Every line below that includes the word "your" needs to be copied.
[[ MATERIAL SHOWN open ]]
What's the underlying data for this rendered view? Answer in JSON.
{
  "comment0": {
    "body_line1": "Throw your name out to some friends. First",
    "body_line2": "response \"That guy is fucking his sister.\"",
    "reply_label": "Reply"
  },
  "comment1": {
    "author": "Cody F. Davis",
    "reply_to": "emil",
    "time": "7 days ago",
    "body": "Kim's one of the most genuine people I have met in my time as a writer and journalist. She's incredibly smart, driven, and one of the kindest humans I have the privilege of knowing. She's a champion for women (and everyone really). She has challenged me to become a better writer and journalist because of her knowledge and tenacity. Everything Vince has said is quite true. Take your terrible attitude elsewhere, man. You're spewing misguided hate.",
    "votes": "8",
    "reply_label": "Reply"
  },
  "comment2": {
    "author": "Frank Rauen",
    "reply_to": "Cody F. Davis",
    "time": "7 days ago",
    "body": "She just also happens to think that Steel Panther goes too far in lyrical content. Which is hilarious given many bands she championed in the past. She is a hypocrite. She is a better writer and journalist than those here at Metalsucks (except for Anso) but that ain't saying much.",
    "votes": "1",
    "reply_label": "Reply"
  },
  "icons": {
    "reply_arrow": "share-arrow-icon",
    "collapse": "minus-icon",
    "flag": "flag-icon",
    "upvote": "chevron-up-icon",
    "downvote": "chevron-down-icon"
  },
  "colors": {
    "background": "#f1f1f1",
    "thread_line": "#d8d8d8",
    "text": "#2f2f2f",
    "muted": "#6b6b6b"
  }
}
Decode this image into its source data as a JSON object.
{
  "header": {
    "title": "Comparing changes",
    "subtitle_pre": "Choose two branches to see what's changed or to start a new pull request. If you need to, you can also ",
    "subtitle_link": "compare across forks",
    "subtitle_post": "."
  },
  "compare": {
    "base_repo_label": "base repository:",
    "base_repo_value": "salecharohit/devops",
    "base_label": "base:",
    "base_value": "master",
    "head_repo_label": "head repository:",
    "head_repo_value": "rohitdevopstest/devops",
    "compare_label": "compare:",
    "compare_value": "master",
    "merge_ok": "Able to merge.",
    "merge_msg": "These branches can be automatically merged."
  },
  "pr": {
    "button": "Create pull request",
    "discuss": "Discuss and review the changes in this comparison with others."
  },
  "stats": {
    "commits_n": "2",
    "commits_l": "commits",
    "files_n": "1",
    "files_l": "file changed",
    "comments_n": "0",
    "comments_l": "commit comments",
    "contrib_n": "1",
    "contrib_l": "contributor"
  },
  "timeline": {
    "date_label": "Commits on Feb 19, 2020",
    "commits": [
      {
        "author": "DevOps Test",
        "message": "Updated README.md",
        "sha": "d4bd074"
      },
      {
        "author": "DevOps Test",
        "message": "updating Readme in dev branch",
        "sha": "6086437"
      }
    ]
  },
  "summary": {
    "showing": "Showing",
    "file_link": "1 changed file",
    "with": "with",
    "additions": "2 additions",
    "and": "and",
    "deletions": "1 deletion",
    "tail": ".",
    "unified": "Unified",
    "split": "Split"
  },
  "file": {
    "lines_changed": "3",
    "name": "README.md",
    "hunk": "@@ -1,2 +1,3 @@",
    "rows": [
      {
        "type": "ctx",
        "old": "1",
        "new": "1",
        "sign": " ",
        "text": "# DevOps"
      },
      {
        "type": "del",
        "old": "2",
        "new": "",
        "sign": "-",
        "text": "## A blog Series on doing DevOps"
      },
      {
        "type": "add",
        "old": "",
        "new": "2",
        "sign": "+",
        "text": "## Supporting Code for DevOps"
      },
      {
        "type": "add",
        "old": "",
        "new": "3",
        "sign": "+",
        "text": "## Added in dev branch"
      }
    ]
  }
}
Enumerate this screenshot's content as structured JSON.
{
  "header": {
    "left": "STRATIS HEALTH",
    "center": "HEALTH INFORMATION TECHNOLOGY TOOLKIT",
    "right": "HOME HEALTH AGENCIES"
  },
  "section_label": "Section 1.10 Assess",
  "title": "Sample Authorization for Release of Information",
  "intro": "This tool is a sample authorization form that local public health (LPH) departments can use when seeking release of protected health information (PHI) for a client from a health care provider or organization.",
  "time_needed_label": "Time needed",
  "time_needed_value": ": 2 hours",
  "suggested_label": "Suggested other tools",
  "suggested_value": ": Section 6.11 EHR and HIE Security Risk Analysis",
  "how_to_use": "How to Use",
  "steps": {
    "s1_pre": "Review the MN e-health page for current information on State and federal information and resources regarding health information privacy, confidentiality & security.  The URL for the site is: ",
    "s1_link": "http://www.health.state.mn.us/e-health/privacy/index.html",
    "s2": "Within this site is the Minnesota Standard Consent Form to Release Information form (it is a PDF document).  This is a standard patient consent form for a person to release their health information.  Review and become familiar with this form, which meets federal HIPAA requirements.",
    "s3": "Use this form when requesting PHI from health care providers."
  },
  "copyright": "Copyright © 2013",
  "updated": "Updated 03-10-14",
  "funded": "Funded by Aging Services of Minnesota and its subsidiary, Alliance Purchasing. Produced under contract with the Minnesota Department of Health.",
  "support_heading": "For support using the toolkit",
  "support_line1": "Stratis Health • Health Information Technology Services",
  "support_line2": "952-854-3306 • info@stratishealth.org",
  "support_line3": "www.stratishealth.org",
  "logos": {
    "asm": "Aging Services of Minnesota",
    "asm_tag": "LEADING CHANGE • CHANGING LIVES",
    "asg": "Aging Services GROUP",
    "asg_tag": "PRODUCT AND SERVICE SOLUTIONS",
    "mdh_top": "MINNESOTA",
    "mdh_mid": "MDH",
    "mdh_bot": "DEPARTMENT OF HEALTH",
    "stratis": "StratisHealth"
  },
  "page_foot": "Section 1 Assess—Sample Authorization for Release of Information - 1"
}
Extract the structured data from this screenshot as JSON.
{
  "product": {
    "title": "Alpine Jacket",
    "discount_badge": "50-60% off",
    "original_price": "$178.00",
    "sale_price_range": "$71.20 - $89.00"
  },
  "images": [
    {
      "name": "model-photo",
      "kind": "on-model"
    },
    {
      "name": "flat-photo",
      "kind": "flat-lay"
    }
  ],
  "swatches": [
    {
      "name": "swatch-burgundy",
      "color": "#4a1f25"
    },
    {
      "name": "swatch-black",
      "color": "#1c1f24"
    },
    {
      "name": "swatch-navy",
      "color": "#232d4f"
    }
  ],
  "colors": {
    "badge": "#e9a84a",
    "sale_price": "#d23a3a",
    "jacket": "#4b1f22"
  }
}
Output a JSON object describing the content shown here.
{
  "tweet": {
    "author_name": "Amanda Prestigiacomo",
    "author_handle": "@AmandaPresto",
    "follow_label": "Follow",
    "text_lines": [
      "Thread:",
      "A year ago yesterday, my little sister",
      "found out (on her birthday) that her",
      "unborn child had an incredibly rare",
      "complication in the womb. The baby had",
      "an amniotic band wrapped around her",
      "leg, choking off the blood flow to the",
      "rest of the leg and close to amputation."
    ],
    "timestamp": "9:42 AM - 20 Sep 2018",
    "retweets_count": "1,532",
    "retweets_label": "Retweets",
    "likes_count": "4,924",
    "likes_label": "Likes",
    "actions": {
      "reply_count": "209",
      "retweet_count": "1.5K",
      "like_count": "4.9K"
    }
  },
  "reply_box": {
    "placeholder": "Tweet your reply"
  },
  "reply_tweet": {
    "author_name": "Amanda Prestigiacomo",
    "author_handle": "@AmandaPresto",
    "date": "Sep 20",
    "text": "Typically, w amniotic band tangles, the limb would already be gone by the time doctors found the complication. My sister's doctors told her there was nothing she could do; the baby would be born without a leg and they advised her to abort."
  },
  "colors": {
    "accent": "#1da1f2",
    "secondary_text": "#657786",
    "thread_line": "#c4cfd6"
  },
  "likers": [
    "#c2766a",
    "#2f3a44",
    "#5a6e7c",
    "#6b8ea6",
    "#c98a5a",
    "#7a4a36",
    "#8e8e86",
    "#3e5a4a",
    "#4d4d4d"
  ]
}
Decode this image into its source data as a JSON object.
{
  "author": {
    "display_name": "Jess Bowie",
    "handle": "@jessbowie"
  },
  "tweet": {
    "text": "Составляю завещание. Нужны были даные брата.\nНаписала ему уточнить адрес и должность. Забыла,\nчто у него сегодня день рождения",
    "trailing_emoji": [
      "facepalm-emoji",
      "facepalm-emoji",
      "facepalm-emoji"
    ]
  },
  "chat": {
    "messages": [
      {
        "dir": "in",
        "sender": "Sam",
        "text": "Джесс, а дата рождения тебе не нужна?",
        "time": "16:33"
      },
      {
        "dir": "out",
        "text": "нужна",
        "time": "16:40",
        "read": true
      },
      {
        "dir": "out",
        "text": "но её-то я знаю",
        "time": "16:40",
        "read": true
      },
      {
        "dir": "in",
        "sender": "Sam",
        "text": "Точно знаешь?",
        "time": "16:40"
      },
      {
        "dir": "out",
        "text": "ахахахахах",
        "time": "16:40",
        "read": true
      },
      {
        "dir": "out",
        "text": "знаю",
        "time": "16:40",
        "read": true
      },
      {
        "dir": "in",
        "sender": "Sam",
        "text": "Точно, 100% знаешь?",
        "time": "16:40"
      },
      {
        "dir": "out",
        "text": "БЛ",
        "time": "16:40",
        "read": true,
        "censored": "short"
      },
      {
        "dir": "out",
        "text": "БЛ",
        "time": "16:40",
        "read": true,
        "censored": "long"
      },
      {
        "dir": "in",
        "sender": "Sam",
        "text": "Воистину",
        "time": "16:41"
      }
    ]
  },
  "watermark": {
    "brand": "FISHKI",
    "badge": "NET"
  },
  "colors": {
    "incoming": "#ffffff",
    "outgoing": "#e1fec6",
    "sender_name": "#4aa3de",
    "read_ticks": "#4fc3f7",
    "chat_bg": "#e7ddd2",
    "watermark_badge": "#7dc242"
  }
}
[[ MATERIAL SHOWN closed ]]
EXERCISE SOLUTION:
    "body_line1": "Throw your name out to some friends. First",
    "body": "Kim's one of the most genuine people I have met in my time as a writer and journalist. She's incredibly smart, driven, and one of the kindest humans I have the privilege of knowing. She's a champion for women (and everyone really). She has challenged me to become a better writer and journalist because of her knowledge and tenacity. Everything Vince has said is quite true. Take your terrible attitude elsewhere, man. You're spewing misguided hate.",
    "placeholder": "Tweet your reply"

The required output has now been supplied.